Updated: Aug 27, 2019
Many families cite saving for children's or grandchildren's education as one of their top financial goals. If you are among this group, you may want to consider a 529 college savings plan or a Uniform Gifts (or Transfers) to Minors Act account (UGMA or UTMA) -- or some combination of these -- to help you achieve your objective.
Estate Planning Benefits
A 529 college savings plan offer severals key advantages. You maintain control of the investment, the money is removed from your taxable estate and there are no annual contribution limits -- although contributions in excess of $15,000 a year ($30,000 if a spouse joins in the gift) are generally subject to the federal gift tax. There is one exception: You may contribute five years' worth of gifts all at once, or $75,000 per beneficiary, providing you do not provide additional gifts to the same beneficiary during the remainder of the five-year period.1 Distributions for qualified education expenses are tax-free, and you may change the beneficiary to another qualified family member within certain guidelines.2

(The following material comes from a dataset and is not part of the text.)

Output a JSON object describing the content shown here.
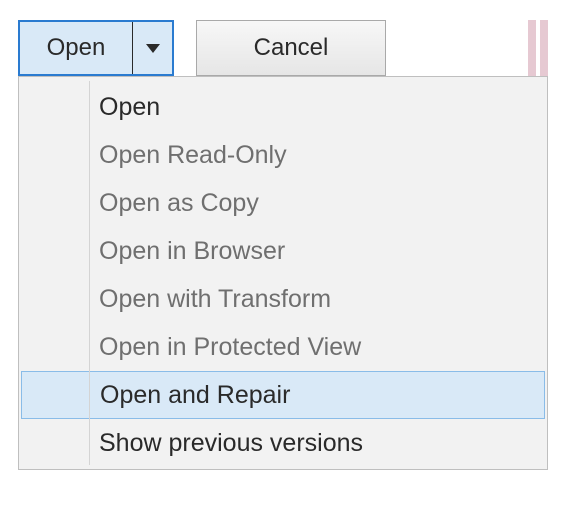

A 529 plan is designed to finance higher education, such as college or graduate school.
A Matter of Trust
If you are comfortable having the beneficiary control the investment, you may want to consider an UGMA or UTMA account, an irrevocable trust managed for the benefit of a minor. The account legally belongs to the minor, but the trustee controls it until the minor is age 18 or 21, depending on the state where the minor lives. Assets may be used for any purpose -- including education -- that benefits the minor.
You may want to review trends in college costs, your financial situation and other factors before selecting the most appropriate college planning strategy. Whatever you decide, your family is likely to benefit from one of life's greatest advantages -- the gift of an education.
1-If the account owner takes advantage of the five-year gift tax averaging rule and dies within five years of the funding date, the account owner's estate will receive only part of the deduction. Please consult your tax advisor. 2-Withdrawals used for expenses other than qualified education expenses may be subject to a 10% additional tax on earnings, as well as federal and state income taxes.